Jasmine sat beside her. Tania examined her face.
‘It’s not too bad. You’ve got good skin. You look after yourself, but there again you are young. Like Milla.’
They sipped their drinks, or rather, Tania took a gulp of beer.
‘Do you mind me asking more questions?’ Jasmine said.
Tania put her glass down. ‘No. Go on.’
‘Where did you sit that evening? You said you had something to eat.’
Tania pointed across to a covered patio through which they had passed on their way from the bar.
‘Over there. It was a lovely evening but we preferred to be under some cover.’
‘I know this is difficult but think back. Look around. Was there anyone who might have been watching you? Someone on their own perhaps.’
Tania stared at the patio and then closed her eyes. She didn’t speak for some seconds.
‘Milla sat opposite me. We talked and talked. It was the first real chance we’d had since she came up. I only really had eyes for her. Although I was hungry and it was a lovely evening to be out I really wanted to get her home, get the clothes off her, feel her, have her hands caressing me.’ She wrapped her arms around herself. She turned to look at Jasmine, her cheeks flushed and her eyes wide and tear-filled. ‘Sorry, that sounds crude.’
Jasmine smiled, ‘No, not at all. I understand. You were in love.’ She imagined Angela in her own arms as they made love and wished, just for a moment, that that was what she was doing this very minute. ‘Did you notice anyone keeping an eye on the pair of you.’
Tania was silent again. Eventually she spoke. ‘The pub was busy. All the tables were occupied, mainly couples, some groups. Some families with kids, here on the grass. But yes, there was one man on his own. He sat a few tables away from us. I didn’t think he was paying us any attention.’
‘Was he eating?’
‘I don’t know.’
‘Can you describe him?’
Tania picked up her pint glass and slowly sipped the beer. ‘He was small and fat. Small, I mean, he was sitting down but he looked as if he was short. He had a thin beard and short hair.’
‘Um, difficult. His face was smooth and pale where the beard didn’t cover it. Perhaps forty-ish.’
‘Oh, he was white, but his hair and beard were gingery.’
‘He was wearing a summer suit. You know, a light beige jacket and matching trousers. I think I noticed him because he looked smarter than most of the other blokes in their shorts and T-shirts.’
‘You said he was fat.’
‘Yes, well, you know, a big rear. Does that help?’
‘If he’s the one who was watching you, I’m sure it will be. Was he still there when you left?’
Tania considered again. ‘Yes, I think he was. We didn’t stay long actually. Just time to eat and have a drink. We were both eager to get back and into bed. Not to sleep . . .’
‘I get it. So this man would have seen you get up and leave the pub. He didn’t follow you?’
‘I didn’t notice.’
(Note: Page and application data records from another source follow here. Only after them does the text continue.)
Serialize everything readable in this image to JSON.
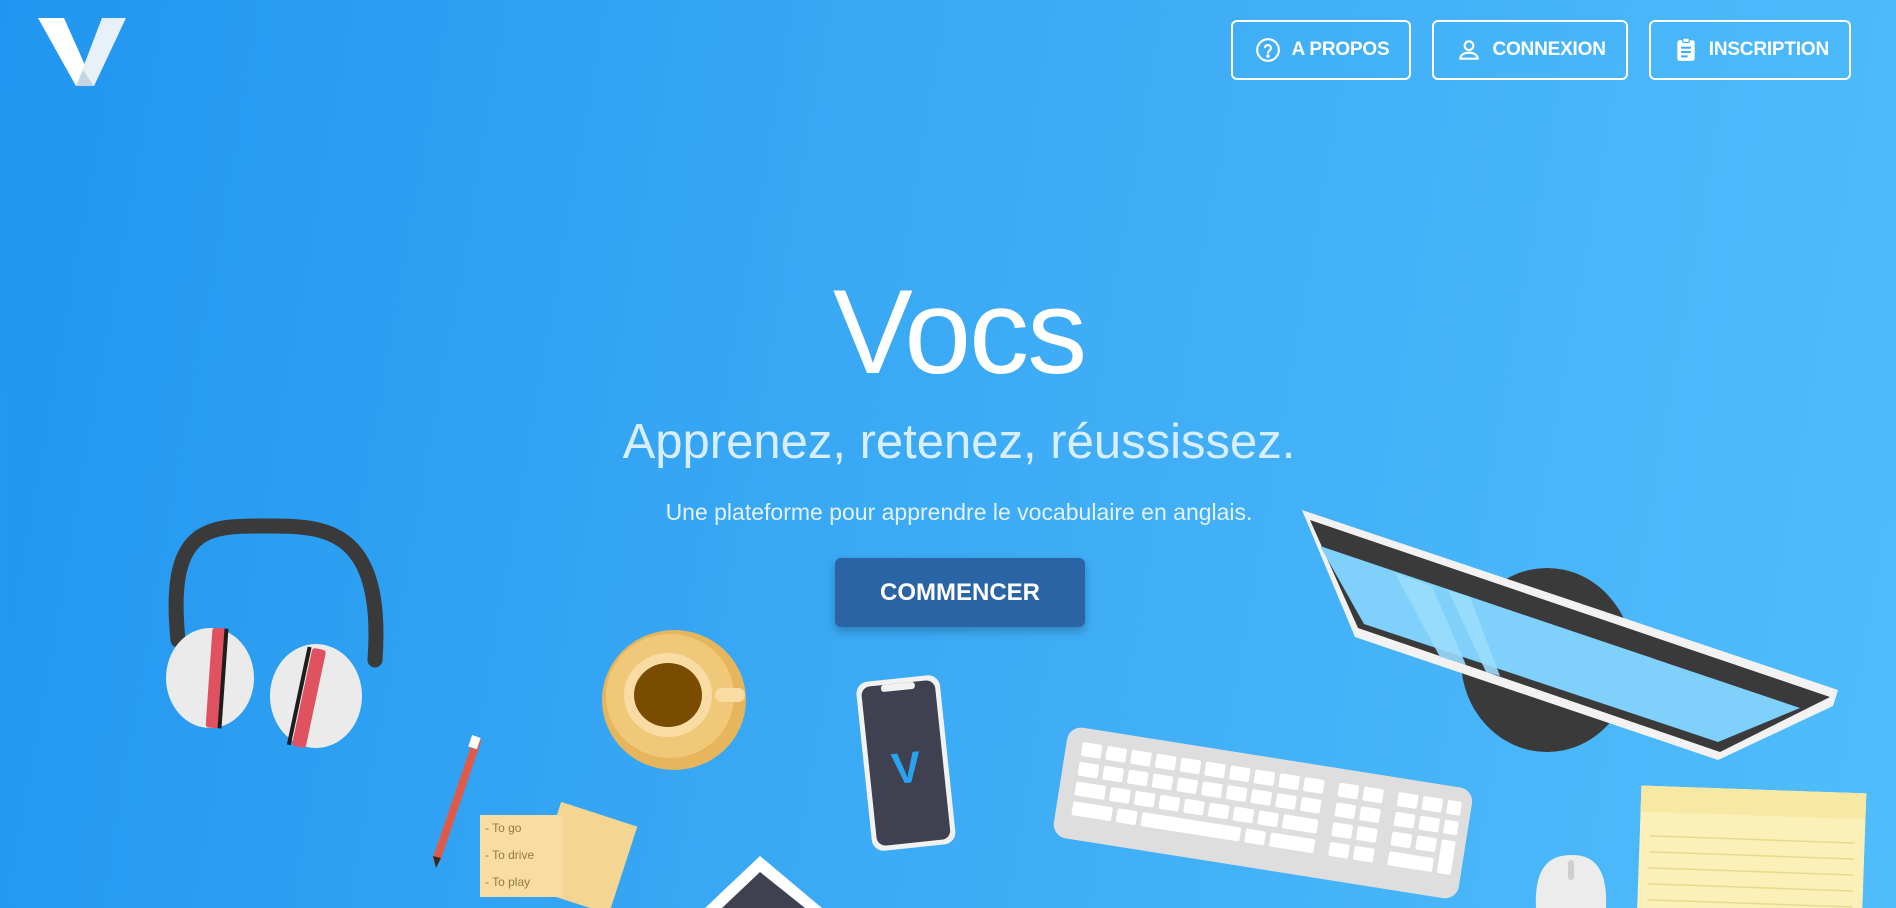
{
  "header": {
    "logo_icon": "v-logo-icon",
    "nav": [
      {
        "label": "A PROPOS",
        "icon": "help-circle-icon"
      },
      {
        "label": "CONNEXION",
        "icon": "user-icon"
      },
      {
        "label": "INSCRIPTION",
        "icon": "clipboard-icon"
      }
    ]
  },
  "hero": {
    "title": "Vocs",
    "tagline": "Apprenez, retenez, réussissez.",
    "subtitle": "Une plateforme pour apprendre le vocabulaire en anglais.",
    "cta_label": "COMMENCER"
  },
  "illustration": {
    "sticky_note_lines": [
      "- To go",
      "- To drive",
      "- To play"
    ],
    "phone_logo": "V"
  },
  "colors": {
    "background_start": "#2196f0",
    "background_end": "#50bdfb",
    "cta_background": "#2a64a4",
    "text": "#ffffff"
  }
}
Jasmine held her chin and mused, ‘He could have waited till you got out of the front of the pub, seen you heading towards home and contacted his accomplice in the car.’
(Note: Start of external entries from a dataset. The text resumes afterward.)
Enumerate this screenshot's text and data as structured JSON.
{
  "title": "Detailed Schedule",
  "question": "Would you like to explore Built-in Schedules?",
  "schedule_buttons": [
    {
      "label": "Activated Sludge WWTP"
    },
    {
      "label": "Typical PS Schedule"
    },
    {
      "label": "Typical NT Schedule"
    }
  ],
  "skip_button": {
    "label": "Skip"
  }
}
‘Do you think that’s what happened?’
Jasmine shrugged. ‘There’s no proof that it was the man you described but something like that must have happened for the driver of the car to have hit you where he did. It required a tip off at just the right moment.’
‘He watched us and chose the time to murder
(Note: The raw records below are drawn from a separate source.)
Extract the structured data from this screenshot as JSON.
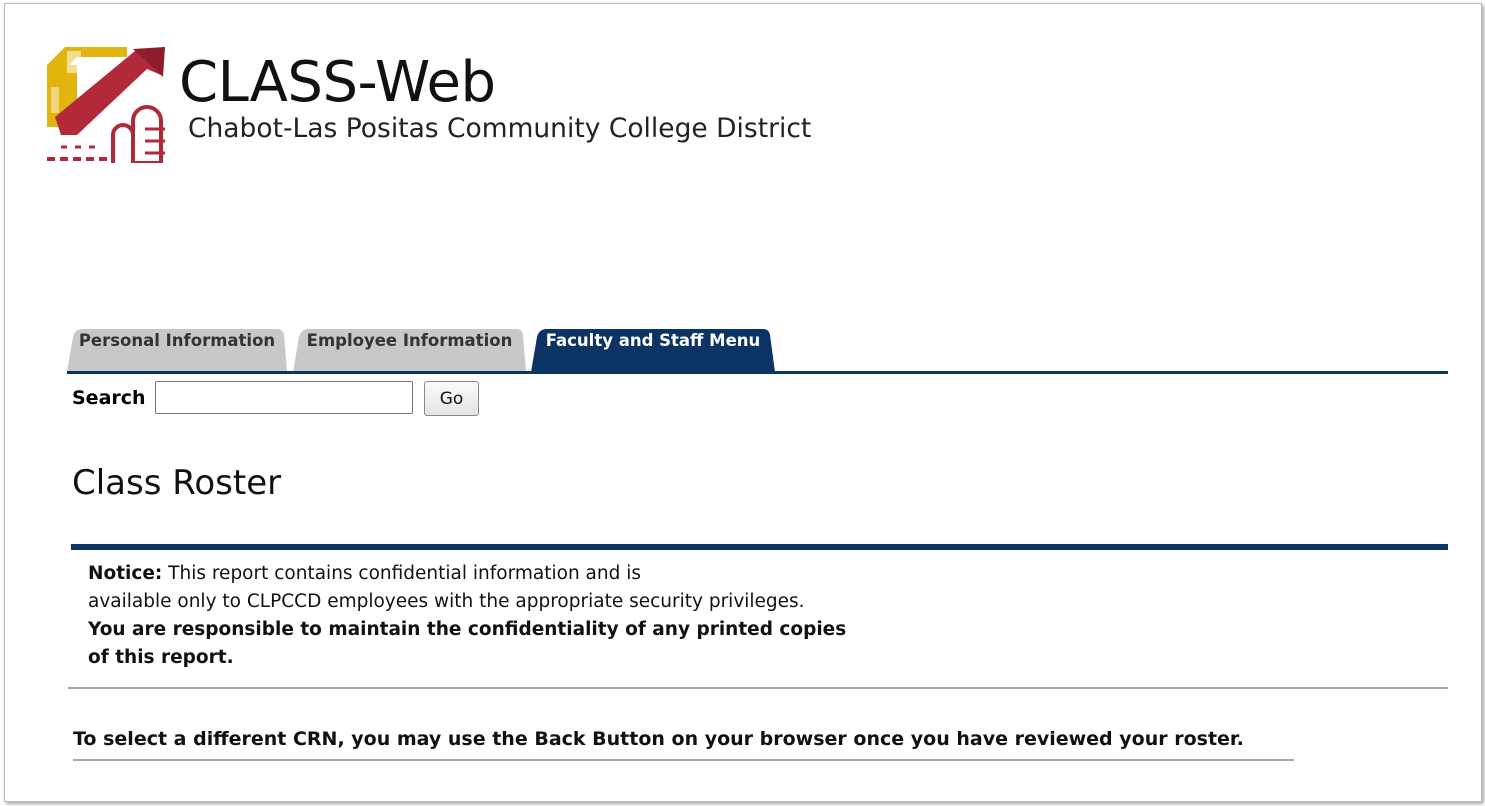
{
  "header": {
    "app_title": "CLASS-Web",
    "subtitle": "Chabot-Las Positas Community College District",
    "logo_icon": "clpccd-logo-icon"
  },
  "tabs": [
    {
      "label": "Personal Information",
      "active": false
    },
    {
      "label": "Employee Information",
      "active": false
    },
    {
      "label": "Faculty and Staff Menu",
      "active": true
    }
  ],
  "search": {
    "label": "Search",
    "value": "",
    "placeholder": "",
    "button_label": "Go"
  },
  "page": {
    "title": "Class Roster"
  },
  "notice": {
    "heading": "Notice:",
    "line1_rest": " This report contains confidential information and is",
    "line2": "available only to CLPCCD employees with the appropriate security privileges.",
    "line3": "You are responsible to maintain the confidentiality of any printed copies",
    "line4": "of this report."
  },
  "footer_note": "To select a different CRN, you may use the Back Button on your browser once you have reviewed your roster.",
  "colors": {
    "tab_active": "#0b3363",
    "tab_inactive": "#c8c8c8",
    "rule": "#0b3363",
    "logo_red": "#b22a3a",
    "logo_gold": "#e3b40e"
  }
}
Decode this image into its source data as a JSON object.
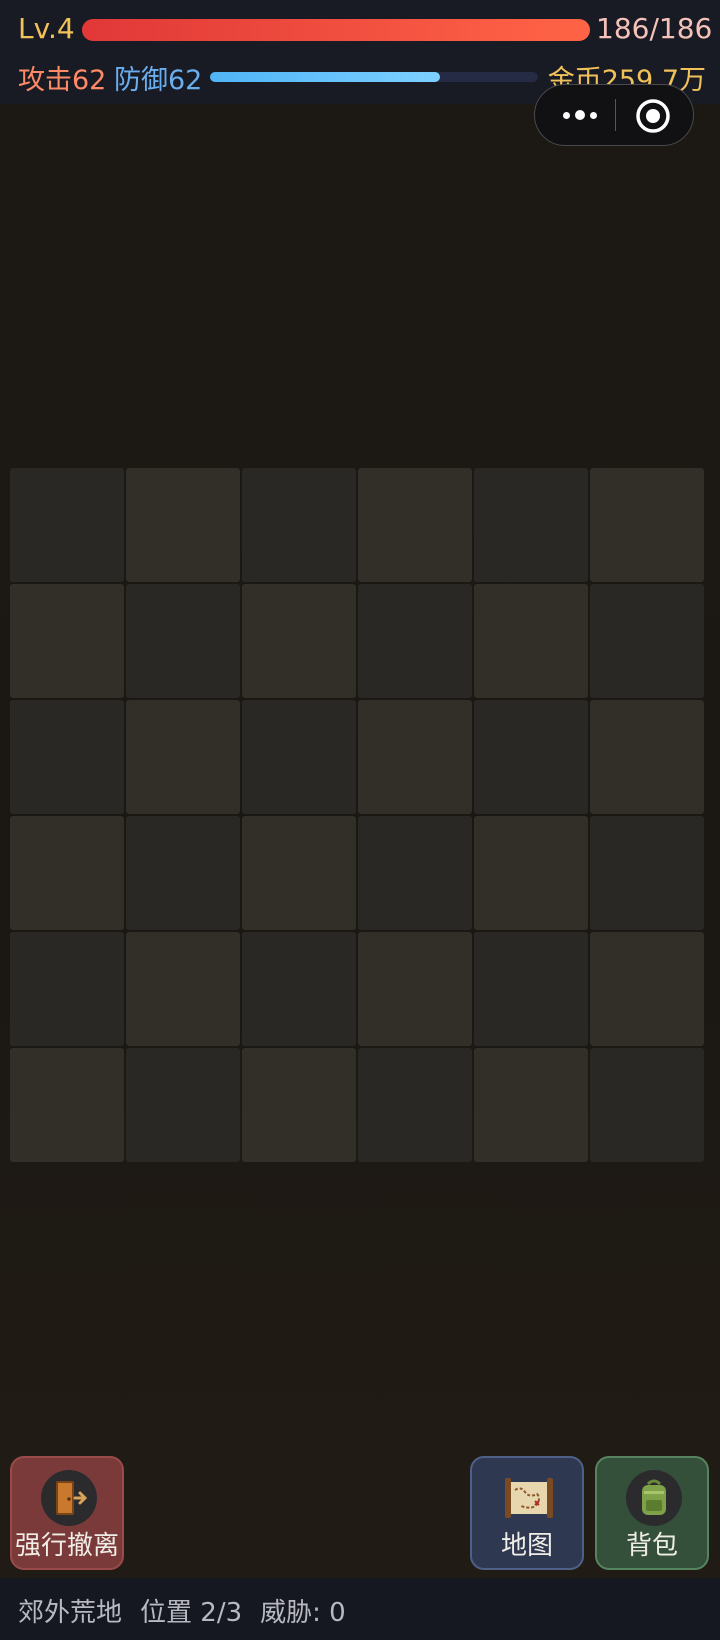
{
  "status": {
    "level": "Lv.4",
    "hp_text": "186/186",
    "hp_fraction": 1.0,
    "attack": "攻击62",
    "defense": "防御62",
    "exp_fraction": 0.7,
    "gold": "金币259.7万"
  },
  "capsule": {
    "more_icon": "more-dots-icon",
    "close_icon": "target-close-icon"
  },
  "grid": {
    "rows": 6,
    "cols": 6
  },
  "actions": {
    "retreat_label": "强行撤离",
    "map_label": "地图",
    "bag_label": "背包"
  },
  "footer": {
    "area": "郊外荒地",
    "position": "位置 2/3",
    "threat": "威胁: 0"
  },
  "colors": {
    "hp": "#e13838",
    "exp": "#4fb4f6",
    "gold": "#f2c25a",
    "attack": "#ff8a66",
    "defense": "#6aaeef"
  }
}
Inspiration. Guess the location and genre of the new novel.
‘That’s about it,’ Jasmine agreed.